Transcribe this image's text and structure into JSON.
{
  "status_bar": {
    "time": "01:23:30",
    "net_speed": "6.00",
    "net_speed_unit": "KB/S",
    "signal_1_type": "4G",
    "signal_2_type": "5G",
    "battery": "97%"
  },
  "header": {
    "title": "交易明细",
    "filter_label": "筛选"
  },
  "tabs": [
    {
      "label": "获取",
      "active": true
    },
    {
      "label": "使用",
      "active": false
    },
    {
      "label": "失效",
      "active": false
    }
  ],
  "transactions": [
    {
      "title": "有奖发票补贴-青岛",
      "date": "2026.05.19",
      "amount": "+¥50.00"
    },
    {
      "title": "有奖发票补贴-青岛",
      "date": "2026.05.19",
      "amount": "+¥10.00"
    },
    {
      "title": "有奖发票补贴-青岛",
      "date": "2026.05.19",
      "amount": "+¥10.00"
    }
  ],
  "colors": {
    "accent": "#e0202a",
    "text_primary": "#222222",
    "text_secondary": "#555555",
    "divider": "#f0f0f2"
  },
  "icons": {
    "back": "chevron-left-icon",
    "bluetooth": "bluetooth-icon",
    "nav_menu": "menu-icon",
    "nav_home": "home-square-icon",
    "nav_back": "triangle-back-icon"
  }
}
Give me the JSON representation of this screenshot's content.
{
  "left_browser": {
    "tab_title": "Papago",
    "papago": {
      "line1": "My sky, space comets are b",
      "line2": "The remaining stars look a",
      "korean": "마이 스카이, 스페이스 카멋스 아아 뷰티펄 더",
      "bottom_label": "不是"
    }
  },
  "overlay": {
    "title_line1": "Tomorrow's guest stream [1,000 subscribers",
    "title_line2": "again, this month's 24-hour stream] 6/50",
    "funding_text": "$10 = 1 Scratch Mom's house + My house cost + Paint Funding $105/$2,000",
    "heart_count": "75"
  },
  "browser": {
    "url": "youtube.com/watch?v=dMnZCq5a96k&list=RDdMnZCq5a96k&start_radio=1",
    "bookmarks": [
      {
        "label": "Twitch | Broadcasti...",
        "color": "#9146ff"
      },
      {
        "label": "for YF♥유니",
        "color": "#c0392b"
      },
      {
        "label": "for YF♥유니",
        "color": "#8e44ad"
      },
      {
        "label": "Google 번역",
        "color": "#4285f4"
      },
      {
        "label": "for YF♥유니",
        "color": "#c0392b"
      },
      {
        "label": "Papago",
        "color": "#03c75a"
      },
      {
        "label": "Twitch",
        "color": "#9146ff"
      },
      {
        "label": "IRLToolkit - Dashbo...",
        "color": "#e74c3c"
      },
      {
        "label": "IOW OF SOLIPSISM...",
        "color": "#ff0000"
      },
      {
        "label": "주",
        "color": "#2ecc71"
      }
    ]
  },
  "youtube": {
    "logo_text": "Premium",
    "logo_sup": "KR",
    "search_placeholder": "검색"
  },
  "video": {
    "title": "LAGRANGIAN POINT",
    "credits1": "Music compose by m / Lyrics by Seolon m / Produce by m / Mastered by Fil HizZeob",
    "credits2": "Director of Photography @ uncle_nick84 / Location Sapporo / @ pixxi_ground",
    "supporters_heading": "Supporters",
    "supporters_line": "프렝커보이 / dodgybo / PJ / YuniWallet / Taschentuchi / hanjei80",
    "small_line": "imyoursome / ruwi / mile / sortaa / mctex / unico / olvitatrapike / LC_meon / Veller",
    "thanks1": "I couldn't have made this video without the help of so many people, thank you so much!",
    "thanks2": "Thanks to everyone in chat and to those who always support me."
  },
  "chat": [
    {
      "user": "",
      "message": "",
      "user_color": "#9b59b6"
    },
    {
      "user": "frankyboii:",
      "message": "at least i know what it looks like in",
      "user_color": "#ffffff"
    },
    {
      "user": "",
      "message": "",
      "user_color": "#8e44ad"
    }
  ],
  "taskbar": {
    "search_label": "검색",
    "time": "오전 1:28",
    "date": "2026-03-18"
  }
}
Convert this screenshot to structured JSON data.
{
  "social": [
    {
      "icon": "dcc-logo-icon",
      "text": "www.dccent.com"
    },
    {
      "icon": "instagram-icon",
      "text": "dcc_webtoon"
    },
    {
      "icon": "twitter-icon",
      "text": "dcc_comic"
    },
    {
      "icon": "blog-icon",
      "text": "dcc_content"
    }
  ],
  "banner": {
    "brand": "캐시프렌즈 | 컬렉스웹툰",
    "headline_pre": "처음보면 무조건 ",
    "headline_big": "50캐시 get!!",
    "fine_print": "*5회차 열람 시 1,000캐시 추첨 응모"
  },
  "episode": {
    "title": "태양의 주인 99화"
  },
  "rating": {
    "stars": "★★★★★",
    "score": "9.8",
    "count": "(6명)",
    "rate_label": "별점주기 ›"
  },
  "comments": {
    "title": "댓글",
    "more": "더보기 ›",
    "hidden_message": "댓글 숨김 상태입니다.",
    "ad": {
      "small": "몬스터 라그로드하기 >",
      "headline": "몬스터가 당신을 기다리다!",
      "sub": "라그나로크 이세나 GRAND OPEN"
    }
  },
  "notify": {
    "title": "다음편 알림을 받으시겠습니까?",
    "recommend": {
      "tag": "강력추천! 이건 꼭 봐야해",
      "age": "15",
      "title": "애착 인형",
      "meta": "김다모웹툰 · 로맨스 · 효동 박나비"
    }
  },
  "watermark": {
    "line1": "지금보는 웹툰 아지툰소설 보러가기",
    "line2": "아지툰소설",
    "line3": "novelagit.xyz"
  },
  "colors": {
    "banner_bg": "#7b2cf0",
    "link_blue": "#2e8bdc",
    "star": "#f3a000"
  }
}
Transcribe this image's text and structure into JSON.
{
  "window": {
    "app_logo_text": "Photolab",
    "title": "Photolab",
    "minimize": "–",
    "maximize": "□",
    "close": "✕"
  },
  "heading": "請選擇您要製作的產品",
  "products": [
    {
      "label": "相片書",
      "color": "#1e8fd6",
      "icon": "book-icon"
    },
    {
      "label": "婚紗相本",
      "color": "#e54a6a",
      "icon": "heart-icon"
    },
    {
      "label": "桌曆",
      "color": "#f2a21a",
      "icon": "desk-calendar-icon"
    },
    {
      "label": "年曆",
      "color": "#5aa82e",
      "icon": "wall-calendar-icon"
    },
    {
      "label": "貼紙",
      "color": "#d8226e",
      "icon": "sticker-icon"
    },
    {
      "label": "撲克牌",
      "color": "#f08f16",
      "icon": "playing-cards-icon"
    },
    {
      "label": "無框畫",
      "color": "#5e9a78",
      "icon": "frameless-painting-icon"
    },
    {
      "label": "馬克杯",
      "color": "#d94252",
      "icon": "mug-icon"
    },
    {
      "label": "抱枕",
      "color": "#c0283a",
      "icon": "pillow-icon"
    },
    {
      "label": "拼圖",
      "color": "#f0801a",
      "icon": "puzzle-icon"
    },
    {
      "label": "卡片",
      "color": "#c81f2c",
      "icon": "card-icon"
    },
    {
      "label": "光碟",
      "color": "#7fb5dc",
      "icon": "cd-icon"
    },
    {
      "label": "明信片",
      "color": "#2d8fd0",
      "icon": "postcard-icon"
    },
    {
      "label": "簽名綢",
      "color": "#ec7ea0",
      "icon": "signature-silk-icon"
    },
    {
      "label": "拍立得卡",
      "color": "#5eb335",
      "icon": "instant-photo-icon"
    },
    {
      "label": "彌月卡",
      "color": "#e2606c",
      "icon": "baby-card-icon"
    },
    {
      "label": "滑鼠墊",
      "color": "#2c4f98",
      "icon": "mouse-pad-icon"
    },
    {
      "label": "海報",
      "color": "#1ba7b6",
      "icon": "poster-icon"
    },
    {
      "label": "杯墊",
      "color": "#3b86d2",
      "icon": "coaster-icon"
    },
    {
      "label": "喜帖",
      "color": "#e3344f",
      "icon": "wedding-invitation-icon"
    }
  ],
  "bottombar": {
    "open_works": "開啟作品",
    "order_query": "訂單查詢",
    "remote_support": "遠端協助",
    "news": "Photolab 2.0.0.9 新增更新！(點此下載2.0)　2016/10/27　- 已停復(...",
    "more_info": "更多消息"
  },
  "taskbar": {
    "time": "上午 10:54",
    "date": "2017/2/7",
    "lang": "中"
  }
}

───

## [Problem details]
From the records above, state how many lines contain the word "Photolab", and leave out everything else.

## [Exercise solution]
3